- [TASK DIRECTIONS] What you return should match the data below exactly, with every entry reproduced.
(DATA PROVIDED)
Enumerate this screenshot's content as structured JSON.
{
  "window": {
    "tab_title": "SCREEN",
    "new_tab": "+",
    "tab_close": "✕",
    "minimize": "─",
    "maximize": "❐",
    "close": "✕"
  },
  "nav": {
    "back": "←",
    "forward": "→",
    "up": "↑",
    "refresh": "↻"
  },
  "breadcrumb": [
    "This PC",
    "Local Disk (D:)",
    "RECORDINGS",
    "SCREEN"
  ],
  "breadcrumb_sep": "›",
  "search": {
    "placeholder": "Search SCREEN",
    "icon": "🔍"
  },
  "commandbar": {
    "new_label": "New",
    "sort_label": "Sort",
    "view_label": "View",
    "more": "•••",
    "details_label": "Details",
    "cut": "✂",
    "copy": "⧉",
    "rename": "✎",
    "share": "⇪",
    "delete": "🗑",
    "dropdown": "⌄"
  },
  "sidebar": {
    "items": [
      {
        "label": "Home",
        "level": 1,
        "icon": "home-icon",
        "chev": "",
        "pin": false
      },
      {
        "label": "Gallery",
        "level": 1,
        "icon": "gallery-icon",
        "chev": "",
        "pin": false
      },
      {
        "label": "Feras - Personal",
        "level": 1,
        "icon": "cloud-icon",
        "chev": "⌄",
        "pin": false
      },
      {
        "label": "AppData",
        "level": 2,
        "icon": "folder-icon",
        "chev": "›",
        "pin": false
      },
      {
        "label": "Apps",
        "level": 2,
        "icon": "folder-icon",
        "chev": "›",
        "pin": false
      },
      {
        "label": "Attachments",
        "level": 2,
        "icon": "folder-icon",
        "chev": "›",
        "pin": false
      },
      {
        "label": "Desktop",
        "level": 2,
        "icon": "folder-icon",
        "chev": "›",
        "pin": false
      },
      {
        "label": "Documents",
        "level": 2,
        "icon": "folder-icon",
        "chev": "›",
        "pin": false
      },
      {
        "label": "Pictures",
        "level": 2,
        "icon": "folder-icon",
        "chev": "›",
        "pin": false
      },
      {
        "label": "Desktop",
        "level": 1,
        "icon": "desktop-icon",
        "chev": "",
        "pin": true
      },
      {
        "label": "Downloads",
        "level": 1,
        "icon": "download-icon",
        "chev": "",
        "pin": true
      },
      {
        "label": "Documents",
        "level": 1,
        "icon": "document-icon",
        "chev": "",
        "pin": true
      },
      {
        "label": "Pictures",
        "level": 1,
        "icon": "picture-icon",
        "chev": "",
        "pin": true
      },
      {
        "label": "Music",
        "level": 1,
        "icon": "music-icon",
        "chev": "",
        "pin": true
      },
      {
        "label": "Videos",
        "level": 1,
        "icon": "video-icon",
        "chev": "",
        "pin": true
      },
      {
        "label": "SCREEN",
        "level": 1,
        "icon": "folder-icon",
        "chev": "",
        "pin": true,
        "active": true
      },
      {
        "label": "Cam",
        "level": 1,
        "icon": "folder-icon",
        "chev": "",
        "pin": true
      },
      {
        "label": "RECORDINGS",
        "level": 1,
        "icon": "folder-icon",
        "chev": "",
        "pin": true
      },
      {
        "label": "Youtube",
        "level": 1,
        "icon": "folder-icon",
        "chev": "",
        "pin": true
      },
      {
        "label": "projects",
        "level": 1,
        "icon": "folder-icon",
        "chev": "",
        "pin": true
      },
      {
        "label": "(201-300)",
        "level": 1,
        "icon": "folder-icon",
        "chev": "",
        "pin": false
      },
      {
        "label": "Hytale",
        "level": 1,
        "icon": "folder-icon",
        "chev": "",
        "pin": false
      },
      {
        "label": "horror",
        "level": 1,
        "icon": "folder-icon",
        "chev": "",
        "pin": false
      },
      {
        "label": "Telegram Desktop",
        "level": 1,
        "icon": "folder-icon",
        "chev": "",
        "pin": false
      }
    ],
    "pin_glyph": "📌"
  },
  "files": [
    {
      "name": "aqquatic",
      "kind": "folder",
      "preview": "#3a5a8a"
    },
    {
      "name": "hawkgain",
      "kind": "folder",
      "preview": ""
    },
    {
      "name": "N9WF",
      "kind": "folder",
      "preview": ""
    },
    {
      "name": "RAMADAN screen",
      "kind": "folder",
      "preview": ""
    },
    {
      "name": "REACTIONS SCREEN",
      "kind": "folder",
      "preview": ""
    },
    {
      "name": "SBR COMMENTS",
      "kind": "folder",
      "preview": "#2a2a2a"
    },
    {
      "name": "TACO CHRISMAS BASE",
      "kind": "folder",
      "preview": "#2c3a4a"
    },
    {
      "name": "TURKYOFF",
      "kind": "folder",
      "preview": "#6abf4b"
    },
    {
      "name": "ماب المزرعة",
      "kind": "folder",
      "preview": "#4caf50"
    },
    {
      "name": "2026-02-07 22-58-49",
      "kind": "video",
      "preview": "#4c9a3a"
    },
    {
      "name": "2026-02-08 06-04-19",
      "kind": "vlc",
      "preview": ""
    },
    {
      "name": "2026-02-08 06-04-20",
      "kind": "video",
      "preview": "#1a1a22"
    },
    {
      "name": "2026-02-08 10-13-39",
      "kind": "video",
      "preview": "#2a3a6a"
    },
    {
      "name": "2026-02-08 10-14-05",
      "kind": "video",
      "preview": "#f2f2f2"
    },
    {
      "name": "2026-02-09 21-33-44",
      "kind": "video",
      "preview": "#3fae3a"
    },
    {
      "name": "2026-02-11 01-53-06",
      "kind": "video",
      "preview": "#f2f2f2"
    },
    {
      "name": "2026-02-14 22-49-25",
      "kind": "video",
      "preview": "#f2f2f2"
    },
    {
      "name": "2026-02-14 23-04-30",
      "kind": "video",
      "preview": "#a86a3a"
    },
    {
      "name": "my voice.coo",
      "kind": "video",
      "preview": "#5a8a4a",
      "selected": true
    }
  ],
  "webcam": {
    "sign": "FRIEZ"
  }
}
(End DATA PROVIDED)
- [OUTPUT OF THE TASK]
Enumerate this screenshot's content as structured JSON.
{
  "window": {
    "tab_title": "SCREEN",
    "new_tab": "+",
    "tab_close": "✕",
    "minimize": "─",
    "maximize": "❐",
    "close": "✕"
  },
  "nav": {
    "back": "←",
    "forward": "→",
    "up": "↑",
    "refresh": "↻"
  },
  "breadcrumb": [
    "This PC",
    "Local Disk (D:)",
    "RECORDINGS",
    "SCREEN"
  ],
  "breadcrumb_sep": "›",
  "search": {
    "placeholder": "Search SCREEN",
    "icon": "🔍"
  },
  "commandbar": {
    "new_label": "New",
    "sort_label": "Sort",
    "view_label": "View",
    "more": "•••",
    "details_label": "Details",
    "cut": "✂",
    "copy": "⧉",
    "rename": "✎",
    "share": "⇪",
    "delete": "🗑",
    "dropdown": "⌄"
  },
  "sidebar": {
    "items": [
      {
        "label": "Home",
        "level": 1,
        "icon": "home-icon",
        "chev": "",
        "pin": false
      },
      {
        "label": "Gallery",
        "level": 1,
        "icon": "gallery-icon",
        "chev": "",
        "pin": false
      },
      {
        "label": "Feras - Personal",
        "level": 1,
        "icon": "cloud-icon",
        "chev": "⌄",
        "pin": false
      },
      {
        "label": "AppData",
        "level": 2,
        "icon": "folder-icon",
        "chev": "›",
        "pin": false
      },
      {
        "label": "Apps",
        "level": 2,
        "icon": "folder-icon",
        "chev": "›",
        "pin": false
      },
      {
        "label": "Attachments",
        "level": 2,
        "icon": "folder-icon",
        "chev": "›",
        "pin": false
      },
      {
        "label": "Desktop",
        "level": 2,
        "icon": "folder-icon",
        "chev": "›",
        "pin": false
      },
      {
        "label": "Documents",
        "level": 2,
        "icon": "folder-icon",
        "chev": "›",
        "pin": false
      },
      {
        "label": "Pictures",
        "level": 2,
        "icon": "folder-icon",
        "chev": "›",
        "pin": false
      },
      {
        "label": "Desktop",
        "level": 1,
        "icon": "desktop-icon",
        "chev": "",
        "pin": true
      },
      {
        "label": "Downloads",
        "level": 1,
        "icon": "download-icon",
        "chev": "",
        "pin": true
      },
      {
        "label": "Documents",
        "level": 1,
        "icon": "document-icon",
        "chev": "",
        "pin": true
      },
      {
        "label": "Pictures",
        "level": 1,
        "icon": "picture-icon",
        "chev": "",
        "pin": true
      },
      {
        "label": "Music",
        "level": 1,
        "icon": "music-icon",
        "chev": "",
        "pin": true
      },
      {
        "label": "Videos",
        "level": 1,
        "icon": "video-icon",
        "chev": "",
        "pin": true
      },
      {
        "label": "SCREEN",
        "level": 1,
        "icon": "folder-icon",
        "chev": "",
        "pin": true,
        "active": true
      },
      {
        "label": "Cam",
        "level": 1,
        "icon": "folder-icon",
        "chev": "",
        "pin": true
      },
      {
        "label": "RECORDINGS",
        "level": 1,
        "icon": "folder-icon",
        "chev": "",
        "pin": true
      },
      {
        "label": "Youtube",
        "level": 1,
        "icon": "folder-icon",
        "chev": "",
        "pin": true
      },
      {
        "label": "projects",
        "level": 1,
        "icon": "folder-icon",
        "chev": "",
        "pin": true
      },
      {
        "label": "(201-300)",
        "level": 1,
        "icon": "folder-icon",
        "chev": "",
        "pin": false
      },
      {
        "label": "Hytale",
        "level": 1,
        "icon": "folder-icon",
        "chev": "",
        "pin": false
      },
      {
        "label": "horror",
        "level": 1,
        "icon": "folder-icon",
        "chev": "",
        "pin": false
      },
      {
        "label": "Telegram Desktop",
        "level": 1,
        "icon": "folder-icon",
        "chev": "",
        "pin": false
      }
    ],
    "pin_glyph": "📌"
  },
  "files": [
    {
      "name": "aqquatic",
      "kind": "folder",
      "preview": "#3a5a8a"
    },
    {
      "name": "hawkgain",
      "kind": "folder",
      "preview": ""
    },
    {
      "name": "N9WF",
      "kind": "folder",
      "preview": ""
    },
    {
      "name": "RAMADAN screen",
      "kind": "folder",
      "preview": ""
    },
    {
      "name": "REACTIONS SCREEN",
      "kind": "folder",
      "preview": ""
    },
    {
      "name": "SBR COMMENTS",
      "kind": "folder",
      "preview": "#2a2a2a"
    },
    {
      "name": "TACO CHRISMAS BASE",
      "kind": "folder",
      "preview": "#2c3a4a"
    },
    {
      "name": "TURKYOFF",
      "kind": "folder",
      "preview": "#6abf4b"
    },
    {
      "name": "ماب المزرعة",
      "kind": "folder",
      "preview": "#4caf50"
    },
    {
      "name": "2026-02-07 22-58-49",
      "kind": "video",
      "preview": "#4c9a3a"
    },
    {
      "name": "2026-02-08 06-04-19",
      "kind": "vlc",
      "preview": ""
    },
    {
      "name": "2026-02-08 06-04-20",
      "kind": "video",
      "preview": "#1a1a22"
    },
    {
      "name": "2026-02-08 10-13-39",
      "kind": "video",
      "preview": "#2a3a6a"
    },
    {
      "name": "2026-02-08 10-14-05",
      "kind": "video",
      "preview": "#f2f2f2"
    },
    {
      "name": "2026-02-09 21-33-44",
      "kind": "video",
      "preview": "#3fae3a"
    },
    {
      "name": "2026-02-11 01-53-06",
      "kind": "video",
      "preview": "#f2f2f2"
    },
    {
      "name": "2026-02-14 22-49-25",
      "kind": "video",
      "preview": "#f2f2f2"
    },
    {
      "name": "2026-02-14 23-04-30",
      "kind": "video",
      "preview": "#a86a3a"
    },
    {
      "name": "my voice.coo",
      "kind": "video",
      "preview": "#5a8a4a",
      "selected": true
    }
  ],
  "webcam": {
    "sign": "FRIEZ"
  }
}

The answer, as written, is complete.